(DATA FOR REVIEW begins)
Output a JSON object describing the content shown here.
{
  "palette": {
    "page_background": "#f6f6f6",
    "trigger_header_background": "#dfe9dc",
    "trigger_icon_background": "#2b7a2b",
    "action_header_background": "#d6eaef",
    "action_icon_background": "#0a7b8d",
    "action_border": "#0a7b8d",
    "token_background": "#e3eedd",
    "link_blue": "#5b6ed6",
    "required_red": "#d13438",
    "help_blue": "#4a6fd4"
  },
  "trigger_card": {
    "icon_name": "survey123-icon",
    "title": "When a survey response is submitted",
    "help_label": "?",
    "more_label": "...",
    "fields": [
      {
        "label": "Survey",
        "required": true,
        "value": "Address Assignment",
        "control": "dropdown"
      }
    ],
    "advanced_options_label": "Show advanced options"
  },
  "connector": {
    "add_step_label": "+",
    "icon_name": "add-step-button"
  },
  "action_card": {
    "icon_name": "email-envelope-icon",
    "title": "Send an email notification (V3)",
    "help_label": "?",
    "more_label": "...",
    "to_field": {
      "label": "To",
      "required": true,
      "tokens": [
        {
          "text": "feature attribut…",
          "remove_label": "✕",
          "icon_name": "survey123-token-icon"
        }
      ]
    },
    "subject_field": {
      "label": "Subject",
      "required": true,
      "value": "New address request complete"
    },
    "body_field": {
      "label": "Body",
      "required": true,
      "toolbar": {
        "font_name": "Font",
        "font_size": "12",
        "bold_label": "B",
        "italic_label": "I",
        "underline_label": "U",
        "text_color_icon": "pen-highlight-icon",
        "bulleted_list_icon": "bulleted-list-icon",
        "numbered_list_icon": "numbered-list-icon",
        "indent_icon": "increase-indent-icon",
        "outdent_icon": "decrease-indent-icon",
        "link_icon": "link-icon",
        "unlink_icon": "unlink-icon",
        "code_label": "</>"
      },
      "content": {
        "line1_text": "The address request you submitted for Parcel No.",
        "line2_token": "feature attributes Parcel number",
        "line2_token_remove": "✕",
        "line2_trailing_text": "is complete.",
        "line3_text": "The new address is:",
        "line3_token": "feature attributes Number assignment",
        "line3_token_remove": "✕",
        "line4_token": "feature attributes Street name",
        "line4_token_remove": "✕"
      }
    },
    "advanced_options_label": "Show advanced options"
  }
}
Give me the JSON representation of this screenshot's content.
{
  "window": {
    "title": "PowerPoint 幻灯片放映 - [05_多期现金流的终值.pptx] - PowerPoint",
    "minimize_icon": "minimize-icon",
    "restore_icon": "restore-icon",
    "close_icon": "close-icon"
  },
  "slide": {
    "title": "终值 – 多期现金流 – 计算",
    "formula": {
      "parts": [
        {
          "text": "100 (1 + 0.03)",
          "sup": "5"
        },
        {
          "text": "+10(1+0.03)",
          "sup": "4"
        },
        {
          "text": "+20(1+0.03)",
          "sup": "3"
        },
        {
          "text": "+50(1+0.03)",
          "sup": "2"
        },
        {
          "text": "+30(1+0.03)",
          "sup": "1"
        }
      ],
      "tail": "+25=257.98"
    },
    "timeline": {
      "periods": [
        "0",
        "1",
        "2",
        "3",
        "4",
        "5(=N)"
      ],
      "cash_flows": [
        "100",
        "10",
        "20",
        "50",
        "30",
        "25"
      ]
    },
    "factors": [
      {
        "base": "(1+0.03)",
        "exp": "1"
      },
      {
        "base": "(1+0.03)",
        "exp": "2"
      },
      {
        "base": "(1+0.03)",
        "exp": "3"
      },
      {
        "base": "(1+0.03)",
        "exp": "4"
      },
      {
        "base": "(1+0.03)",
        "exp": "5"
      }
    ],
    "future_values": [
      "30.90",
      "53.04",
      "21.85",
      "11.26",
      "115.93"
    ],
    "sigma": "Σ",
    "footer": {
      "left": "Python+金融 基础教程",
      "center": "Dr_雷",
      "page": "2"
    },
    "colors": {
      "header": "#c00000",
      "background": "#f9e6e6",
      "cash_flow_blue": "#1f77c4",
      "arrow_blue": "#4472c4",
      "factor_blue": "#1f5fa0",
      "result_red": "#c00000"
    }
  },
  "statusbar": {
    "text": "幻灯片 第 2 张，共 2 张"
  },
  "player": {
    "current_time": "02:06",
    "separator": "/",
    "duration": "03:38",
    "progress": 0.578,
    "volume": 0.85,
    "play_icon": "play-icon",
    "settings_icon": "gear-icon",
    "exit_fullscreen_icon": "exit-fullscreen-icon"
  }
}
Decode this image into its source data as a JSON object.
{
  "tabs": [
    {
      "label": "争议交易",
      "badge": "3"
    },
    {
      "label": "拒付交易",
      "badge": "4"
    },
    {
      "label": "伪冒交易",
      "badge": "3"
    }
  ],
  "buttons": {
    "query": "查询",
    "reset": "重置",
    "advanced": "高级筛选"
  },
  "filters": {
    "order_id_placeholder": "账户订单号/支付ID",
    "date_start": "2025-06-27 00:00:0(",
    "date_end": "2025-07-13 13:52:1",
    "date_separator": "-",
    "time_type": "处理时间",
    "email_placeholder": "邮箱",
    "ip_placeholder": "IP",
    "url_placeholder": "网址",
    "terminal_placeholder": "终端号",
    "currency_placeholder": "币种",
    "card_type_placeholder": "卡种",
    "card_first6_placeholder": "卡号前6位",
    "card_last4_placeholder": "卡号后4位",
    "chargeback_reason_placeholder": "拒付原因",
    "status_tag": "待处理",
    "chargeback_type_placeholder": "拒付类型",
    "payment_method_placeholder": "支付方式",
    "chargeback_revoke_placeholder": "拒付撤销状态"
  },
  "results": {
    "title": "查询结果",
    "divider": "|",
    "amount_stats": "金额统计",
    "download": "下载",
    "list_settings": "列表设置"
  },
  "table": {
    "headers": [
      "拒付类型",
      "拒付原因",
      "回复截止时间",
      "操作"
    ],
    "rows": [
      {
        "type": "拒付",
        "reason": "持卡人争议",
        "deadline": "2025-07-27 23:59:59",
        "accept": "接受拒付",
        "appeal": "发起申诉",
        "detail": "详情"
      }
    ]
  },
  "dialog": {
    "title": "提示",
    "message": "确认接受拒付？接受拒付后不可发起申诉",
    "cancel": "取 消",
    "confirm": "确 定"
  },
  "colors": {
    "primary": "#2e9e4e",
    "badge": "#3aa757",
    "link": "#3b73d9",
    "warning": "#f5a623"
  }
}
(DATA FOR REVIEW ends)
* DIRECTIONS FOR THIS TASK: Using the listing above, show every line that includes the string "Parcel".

* SOLUTION TO THIS PROBLEM:
        "line1_text": "The address request you submitted for Parcel No.",
        "line2_token": "feature attributes Parcel number",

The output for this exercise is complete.